$\newcommand{\M}{\operatorname{Max}}\newcommand{\C}{\mathbb{C}}$**Theorem**. If $X$ is a compact Hausdorff space, and $\M=\{\text{non-zero algebra homomorphism of }C(X) \text{to } \C\}$ is the maximal ideal space of $C(X)$, then there is a homeomorphism of $X$ onto $\M$.
*Proof*.
For each $x\in X$, define \begin{equation*}
ev_x(f)=f(x), f\in C(X),
\end{equation*}
we have
**Claim. ** \begin{equation*}
H:X\to \M, x\to ev_x
\end{equation*}
is a homeomorphism.
(a)Obviously, $H$ is well-defined.
(b)By Urysohn's lemma, $H$ is an injection.
(c)If $\{x_\lambda\}$ is a net in $X$ converges to $x\in X$, then $f(x_\lambda)\to f(x)$ for all $f\in C(X)$, i.e., $H(x_\lambda)\xrightarrow{weak*}H(x)$. Hence $H$ is continuous.
(d)Let $I$ be a none-trivial ideal of $C(X)$ and denote all the zero points of $f\in C(X)$ by $Z(f)$. For any finite continuous functions $f_i\in I, i=1,2,\cdots, n$, $$f:=\bar{f_1}f_1+\bar{f_2}f_2+\cdots \bar{f_n}f_n\in I,$$ therefore $ f$ is not invertible, and thus $Z(f)\neq\emptyset$.
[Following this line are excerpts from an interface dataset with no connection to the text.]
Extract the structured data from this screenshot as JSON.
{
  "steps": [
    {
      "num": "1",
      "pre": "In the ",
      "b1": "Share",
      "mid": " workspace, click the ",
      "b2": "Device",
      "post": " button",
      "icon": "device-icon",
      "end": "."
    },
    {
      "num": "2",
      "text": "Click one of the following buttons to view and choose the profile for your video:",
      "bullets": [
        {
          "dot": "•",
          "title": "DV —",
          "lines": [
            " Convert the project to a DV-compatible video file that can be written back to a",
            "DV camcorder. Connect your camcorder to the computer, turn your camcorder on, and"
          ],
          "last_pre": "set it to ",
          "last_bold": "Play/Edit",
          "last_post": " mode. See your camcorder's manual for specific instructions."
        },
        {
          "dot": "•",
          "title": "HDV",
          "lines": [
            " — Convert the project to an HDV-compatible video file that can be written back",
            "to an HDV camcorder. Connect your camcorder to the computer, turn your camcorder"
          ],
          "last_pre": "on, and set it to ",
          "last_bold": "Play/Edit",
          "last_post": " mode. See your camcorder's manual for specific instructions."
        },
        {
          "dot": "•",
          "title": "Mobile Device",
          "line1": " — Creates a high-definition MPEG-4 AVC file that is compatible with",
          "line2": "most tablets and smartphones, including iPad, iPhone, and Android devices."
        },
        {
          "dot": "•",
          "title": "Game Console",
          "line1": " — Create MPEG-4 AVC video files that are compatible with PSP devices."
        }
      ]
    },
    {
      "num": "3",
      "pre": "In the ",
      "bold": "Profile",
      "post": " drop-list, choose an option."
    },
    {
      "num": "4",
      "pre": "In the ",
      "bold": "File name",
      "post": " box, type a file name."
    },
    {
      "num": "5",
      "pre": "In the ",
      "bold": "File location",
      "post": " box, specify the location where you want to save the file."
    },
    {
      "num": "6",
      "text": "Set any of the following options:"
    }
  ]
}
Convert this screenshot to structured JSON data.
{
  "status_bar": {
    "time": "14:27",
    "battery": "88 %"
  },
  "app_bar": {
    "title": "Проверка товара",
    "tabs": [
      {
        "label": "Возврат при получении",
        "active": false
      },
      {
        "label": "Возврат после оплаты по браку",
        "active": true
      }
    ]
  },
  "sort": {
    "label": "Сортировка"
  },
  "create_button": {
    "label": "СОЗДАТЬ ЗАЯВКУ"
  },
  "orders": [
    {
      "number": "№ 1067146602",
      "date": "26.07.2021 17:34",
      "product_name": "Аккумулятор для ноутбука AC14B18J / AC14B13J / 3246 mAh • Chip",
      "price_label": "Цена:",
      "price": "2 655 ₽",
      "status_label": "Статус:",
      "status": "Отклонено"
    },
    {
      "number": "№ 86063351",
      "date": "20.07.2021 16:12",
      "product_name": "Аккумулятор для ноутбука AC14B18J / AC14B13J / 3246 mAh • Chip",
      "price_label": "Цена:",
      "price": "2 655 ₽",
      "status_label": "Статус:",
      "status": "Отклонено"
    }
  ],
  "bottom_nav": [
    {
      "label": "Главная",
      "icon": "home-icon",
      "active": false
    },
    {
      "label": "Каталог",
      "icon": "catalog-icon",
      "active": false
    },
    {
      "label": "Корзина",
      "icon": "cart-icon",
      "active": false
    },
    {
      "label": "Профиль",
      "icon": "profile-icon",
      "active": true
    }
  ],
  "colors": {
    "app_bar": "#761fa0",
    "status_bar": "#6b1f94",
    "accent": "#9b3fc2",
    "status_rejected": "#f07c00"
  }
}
Since $$Z(f_1)\cap Z(f_2)\cap\cdots\cap Z(f_n)\supset Z(\bar{f_1}f_1+\bar{f_2}f_2+\cdots \bar{f_n}f_n),$$
$Z(f_1)\cap Z(f_2)\cap\cdots\cap Z(f_n)\neq\emptyset.$
Hence we have $$\bigcap_{f\in I}Z(f)\neq\emptyset.$$ Note that $Z(f)$ is closed for every continuous function and that $X$ is compact.
In particular, take $I=\ker\tau, \tau\in \M$. Suppose $x\in \bigcap_{f\in I}Z(f)$, then $\ker\tau=I\subset \{f\in C(X)|f(x)=0\}=\ker ev_x$, so $\tau=ev_x$.
Therefore, $H$ is a surjection.
(e) Since $X$ is compact and $\M$ is Hausdorff, $H$ is a homeomorphism.